Source: Stuff, 16 August 2016

The hunt for the source of Havelock North's toxic water outbreak is continuing, as Prime Minister John Key refused to rule out the possibility of the people responsible losing their jobs.

Key said on Tuesday the Ministry of Health would be involved into an inquiry in the outbreak, which has struck down an estimated 2000 residents.

The Hawke's Bay District Health Board said on Tuesday night there were 191 confirmed or probable cases of campylobacter now reported.

Two seriously ill patients admitted to intensive care were recovering, with one now well enough to be moved to a general ward. 

DHB chief executive Kevin Snee said the outbreak appeared to have peaked in the past few days, and "we would hope it would start to abate over the next day or two".

Hastings District Council water services manager Brett Chapman said all tests on the town's water supply since Saturday had come back clear. 

However, the source of the water, an aquifer 20 metres beneath the surface, remained contaminated. 

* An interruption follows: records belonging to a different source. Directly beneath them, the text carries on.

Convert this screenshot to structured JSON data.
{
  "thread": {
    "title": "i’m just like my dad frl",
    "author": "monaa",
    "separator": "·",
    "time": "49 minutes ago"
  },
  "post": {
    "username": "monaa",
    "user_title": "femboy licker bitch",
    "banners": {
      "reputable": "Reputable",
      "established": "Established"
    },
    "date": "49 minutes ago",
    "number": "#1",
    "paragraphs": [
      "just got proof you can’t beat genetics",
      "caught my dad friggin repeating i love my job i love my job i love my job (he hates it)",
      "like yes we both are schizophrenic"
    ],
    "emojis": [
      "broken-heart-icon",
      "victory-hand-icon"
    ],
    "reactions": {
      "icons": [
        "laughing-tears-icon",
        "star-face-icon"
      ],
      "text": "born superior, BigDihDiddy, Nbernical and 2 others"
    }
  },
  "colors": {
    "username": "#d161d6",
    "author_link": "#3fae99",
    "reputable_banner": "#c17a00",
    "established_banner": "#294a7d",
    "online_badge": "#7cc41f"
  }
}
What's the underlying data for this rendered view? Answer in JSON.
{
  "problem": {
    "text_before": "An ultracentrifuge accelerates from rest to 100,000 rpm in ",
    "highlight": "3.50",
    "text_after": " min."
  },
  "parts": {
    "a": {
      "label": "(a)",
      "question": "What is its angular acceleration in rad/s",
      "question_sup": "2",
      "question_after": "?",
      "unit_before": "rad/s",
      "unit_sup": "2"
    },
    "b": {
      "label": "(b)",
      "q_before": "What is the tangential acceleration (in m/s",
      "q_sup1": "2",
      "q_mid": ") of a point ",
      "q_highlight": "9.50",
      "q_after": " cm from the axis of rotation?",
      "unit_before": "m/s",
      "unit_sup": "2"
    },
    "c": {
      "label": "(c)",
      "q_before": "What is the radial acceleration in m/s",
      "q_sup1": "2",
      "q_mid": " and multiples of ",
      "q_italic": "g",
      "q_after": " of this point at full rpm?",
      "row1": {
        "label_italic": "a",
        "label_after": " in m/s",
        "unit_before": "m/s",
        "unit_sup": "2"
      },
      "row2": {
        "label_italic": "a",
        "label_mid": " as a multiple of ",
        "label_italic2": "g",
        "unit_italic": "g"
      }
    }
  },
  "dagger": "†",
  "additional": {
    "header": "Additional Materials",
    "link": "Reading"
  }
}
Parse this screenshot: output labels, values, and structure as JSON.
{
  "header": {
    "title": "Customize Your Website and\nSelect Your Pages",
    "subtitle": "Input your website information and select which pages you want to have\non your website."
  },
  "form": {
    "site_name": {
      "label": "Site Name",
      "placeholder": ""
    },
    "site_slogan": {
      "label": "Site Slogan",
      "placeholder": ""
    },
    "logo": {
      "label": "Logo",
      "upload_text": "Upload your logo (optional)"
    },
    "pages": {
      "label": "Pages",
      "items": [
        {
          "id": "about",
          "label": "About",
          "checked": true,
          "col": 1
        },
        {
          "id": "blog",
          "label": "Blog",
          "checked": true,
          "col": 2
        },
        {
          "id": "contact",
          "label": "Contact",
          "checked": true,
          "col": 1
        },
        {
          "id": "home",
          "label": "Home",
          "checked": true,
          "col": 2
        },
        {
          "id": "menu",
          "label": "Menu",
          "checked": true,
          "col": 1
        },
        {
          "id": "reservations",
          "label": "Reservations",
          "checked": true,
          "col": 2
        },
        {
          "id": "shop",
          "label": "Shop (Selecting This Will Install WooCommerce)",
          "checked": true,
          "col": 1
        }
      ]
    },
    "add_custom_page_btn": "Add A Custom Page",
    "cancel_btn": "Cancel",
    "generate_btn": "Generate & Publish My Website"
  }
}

It should become clear in the next few days whether the bug originated in faeces from  birds, cattle or sheep.

A mushroom farm that uses large amounts of chicken manure, based near the Havelock North water bores, has denied responsibility, and has invited authorities on to the property to investigate.

Te Mata Mushroom Company owner Michael Whittaker said the farm's effluent holding ponds had not been breached, and he did not believe it was possible that manure had leached into the water supply.

Chapman said chlorination would remain in place for the "foreseeable future", and UV treatment would also commence as the contamination meant it was now a legal requirement.

Medical officer of health Nick Jones said the number of people affected appeared to have plateaued, but there was potential for the bug to spread outside Havelock North.

He warned that anyone affected by the virus should not return to work until 48 hours after they had been cleared.

The boil-water notice remained in place as an added level of safety.

Test results from a person who died of a gastro-type illness last week had not come back yet, so it remained unknown whether the death was related to the bug.

Hastings Mayor Lawrence Yule said he did not believe the council had been negligent, but the ongoing investigation would resolve that.

Whether compensation would be made available to those affected "was really an issue for next week".


Key met the director-general of Health on Tuesday morning, to receive assurances that the Hawke's Bay DHB was adequately resourced.

"They were able to put me in a position of making sure that all of the appropriate Government support is being given to the people of Havelock North," he said.

"There's been a range of different offers being made around clinical support, to ensure there's enough doctors and the likes."

It was too early to "point fingers". There would be an inquiry, "and as I've said to the Ministry of Health, they've got to be part of that inquiry", Key said. 

Asked if he thought heads should roll over the incident, he said: "I just don't know, I wouldn't want to speculate on that."

The MP for Napier, Labour's Stuart Nash, said the incident was a "crisis" the Government had failed to respond to. 

"What Government response? That's the problem. This is a disaster, it really is.

"We're talking about 1000 people that are ill, we're talking about kids that can't go to school, we're talking about one person that's died, we're talking about possibly the largest public health disaster in a generation."

The MP for Tukituki, National's Craig Foss, said residents had voiced anger about the council to him. 

"People have raised all sorts of concerns about the issue with me. It's specifically the Hastings District Council responsible for water, but people have also come to me with their frustrations about how we ended up where we are."